** Work required **
Should the word "footer" occur in a line of the records, copy that line.

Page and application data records
▽
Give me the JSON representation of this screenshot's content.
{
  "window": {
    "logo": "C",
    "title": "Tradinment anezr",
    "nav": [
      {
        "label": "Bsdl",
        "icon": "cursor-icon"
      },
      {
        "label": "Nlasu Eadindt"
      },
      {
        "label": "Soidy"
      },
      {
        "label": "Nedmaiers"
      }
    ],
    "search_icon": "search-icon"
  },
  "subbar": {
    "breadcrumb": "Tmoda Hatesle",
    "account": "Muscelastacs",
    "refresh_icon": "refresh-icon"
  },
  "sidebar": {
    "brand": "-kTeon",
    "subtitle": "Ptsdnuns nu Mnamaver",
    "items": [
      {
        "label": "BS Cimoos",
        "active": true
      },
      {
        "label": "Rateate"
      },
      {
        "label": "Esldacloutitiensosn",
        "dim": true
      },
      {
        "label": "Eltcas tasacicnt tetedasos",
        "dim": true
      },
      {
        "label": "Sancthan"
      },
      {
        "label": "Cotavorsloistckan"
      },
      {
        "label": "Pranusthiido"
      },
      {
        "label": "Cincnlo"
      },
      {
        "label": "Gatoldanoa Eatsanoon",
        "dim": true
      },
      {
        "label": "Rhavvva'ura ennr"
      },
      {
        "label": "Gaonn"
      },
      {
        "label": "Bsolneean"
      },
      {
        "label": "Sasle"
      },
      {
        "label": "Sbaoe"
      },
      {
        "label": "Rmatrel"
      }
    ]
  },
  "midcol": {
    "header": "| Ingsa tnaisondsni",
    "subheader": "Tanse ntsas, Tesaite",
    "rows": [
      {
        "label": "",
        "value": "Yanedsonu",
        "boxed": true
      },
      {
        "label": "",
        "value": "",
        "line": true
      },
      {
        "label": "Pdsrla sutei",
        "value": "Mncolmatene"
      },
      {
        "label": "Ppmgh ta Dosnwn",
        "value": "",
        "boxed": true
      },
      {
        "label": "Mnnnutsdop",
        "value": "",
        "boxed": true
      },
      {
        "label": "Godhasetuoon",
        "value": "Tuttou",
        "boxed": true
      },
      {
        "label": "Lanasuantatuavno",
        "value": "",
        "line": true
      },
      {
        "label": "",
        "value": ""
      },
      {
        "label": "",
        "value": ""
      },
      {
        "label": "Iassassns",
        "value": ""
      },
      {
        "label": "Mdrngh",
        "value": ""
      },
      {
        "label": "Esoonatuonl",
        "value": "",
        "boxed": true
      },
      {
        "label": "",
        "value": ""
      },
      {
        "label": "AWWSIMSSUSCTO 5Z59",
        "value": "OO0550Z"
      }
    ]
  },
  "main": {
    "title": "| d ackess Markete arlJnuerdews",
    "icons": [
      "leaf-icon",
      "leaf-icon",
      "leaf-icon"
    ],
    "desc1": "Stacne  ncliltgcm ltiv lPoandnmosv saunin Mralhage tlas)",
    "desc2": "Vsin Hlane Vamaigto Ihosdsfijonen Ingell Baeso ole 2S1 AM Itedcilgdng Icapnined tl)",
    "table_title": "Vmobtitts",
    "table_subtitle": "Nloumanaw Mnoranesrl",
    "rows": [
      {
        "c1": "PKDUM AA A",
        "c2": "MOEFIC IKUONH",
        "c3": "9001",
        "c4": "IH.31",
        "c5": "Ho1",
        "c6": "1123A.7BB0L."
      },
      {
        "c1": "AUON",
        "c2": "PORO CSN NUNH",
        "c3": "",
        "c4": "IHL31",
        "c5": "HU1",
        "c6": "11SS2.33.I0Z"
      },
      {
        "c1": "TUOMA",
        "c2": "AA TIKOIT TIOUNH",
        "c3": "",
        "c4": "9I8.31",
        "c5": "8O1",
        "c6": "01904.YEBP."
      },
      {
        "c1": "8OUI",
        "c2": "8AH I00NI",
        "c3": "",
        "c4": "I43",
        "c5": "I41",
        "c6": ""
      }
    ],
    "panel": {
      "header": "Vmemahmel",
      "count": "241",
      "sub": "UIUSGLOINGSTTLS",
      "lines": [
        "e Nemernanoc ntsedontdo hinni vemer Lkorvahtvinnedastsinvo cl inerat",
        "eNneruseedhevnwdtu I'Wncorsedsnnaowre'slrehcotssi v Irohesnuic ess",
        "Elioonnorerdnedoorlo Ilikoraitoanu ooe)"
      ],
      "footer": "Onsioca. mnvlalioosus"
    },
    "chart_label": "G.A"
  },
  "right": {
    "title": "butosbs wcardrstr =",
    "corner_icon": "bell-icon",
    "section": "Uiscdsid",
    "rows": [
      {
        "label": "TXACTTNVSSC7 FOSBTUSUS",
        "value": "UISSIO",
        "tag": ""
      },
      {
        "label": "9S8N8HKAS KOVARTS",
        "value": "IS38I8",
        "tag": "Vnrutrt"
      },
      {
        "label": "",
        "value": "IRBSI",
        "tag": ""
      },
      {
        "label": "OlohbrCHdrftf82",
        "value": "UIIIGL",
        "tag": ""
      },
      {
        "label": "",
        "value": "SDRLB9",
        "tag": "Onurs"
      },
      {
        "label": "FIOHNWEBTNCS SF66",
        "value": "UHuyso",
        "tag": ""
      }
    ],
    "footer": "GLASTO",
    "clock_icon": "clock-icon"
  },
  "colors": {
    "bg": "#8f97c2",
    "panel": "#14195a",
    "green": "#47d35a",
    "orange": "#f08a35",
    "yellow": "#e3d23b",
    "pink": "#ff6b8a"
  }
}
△
** Response box **
      "footer": "Onsioca. mnvlalioosus"
    "footer": "GLASTO",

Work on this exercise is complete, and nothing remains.